* PROBLEM REQUIREMENTS
Using the data that follows, report how many lines include "Create"; output no other text.

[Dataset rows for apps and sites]
=-=-=-=-=

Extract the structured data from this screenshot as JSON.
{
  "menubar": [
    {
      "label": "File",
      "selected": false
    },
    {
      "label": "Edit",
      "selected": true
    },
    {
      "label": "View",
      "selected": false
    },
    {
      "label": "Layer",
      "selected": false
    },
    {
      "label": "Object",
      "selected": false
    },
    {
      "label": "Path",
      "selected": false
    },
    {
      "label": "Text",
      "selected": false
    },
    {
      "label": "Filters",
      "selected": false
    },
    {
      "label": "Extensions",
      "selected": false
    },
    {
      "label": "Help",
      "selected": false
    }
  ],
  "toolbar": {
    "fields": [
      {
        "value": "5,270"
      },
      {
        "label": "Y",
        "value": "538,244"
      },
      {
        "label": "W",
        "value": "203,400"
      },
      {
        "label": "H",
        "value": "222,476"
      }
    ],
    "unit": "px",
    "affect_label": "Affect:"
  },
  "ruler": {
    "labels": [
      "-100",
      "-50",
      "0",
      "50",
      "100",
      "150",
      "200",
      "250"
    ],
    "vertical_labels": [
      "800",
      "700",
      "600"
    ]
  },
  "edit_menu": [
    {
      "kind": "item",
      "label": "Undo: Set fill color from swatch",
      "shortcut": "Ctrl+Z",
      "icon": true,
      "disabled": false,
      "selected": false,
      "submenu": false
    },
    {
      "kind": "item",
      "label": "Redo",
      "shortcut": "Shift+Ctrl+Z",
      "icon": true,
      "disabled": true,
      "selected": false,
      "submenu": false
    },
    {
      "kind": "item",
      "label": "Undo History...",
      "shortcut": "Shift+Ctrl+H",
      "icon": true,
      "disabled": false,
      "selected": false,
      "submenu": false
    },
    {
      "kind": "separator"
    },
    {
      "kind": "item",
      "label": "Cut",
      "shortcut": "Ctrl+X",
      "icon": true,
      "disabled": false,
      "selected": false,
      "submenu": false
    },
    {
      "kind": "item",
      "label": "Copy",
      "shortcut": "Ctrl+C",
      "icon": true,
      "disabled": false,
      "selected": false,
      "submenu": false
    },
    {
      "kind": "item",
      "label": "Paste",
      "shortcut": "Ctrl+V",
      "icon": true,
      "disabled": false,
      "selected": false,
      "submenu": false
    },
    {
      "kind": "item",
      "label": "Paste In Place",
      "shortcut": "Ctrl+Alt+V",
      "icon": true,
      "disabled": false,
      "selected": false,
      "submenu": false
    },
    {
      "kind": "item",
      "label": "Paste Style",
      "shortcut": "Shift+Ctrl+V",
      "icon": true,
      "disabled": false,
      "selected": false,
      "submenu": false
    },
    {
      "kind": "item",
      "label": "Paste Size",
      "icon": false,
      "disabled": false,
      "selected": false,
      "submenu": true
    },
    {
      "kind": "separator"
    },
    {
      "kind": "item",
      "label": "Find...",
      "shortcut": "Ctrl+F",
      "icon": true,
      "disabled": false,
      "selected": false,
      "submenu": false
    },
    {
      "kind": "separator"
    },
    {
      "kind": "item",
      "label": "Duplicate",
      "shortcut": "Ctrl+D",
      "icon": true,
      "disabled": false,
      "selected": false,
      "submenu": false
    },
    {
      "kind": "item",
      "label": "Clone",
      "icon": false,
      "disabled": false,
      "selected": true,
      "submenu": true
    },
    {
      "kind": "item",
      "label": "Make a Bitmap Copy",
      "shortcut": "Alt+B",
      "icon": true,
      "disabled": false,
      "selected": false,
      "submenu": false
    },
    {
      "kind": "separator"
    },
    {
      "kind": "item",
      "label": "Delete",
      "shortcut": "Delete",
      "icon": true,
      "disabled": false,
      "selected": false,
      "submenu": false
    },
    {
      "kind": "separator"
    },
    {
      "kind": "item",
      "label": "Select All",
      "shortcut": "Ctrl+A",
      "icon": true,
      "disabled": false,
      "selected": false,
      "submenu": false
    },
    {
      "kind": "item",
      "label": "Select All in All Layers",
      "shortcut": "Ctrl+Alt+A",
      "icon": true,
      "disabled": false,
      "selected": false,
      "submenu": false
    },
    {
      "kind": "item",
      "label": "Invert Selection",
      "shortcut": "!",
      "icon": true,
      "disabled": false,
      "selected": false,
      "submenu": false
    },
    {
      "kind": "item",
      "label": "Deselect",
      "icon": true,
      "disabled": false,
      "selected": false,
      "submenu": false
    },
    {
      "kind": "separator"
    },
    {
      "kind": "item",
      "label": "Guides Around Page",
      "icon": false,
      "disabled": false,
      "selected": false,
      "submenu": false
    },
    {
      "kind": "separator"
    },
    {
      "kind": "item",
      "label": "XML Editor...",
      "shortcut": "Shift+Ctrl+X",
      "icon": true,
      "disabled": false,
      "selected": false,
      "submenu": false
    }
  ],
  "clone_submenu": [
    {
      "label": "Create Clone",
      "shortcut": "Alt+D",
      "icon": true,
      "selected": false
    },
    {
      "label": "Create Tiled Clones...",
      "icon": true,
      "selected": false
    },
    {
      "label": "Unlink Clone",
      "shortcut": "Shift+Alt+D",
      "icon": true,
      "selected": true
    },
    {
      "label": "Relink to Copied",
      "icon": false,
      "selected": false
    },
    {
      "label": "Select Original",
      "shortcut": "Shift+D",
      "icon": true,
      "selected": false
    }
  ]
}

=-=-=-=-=

* TASK ANSWER
2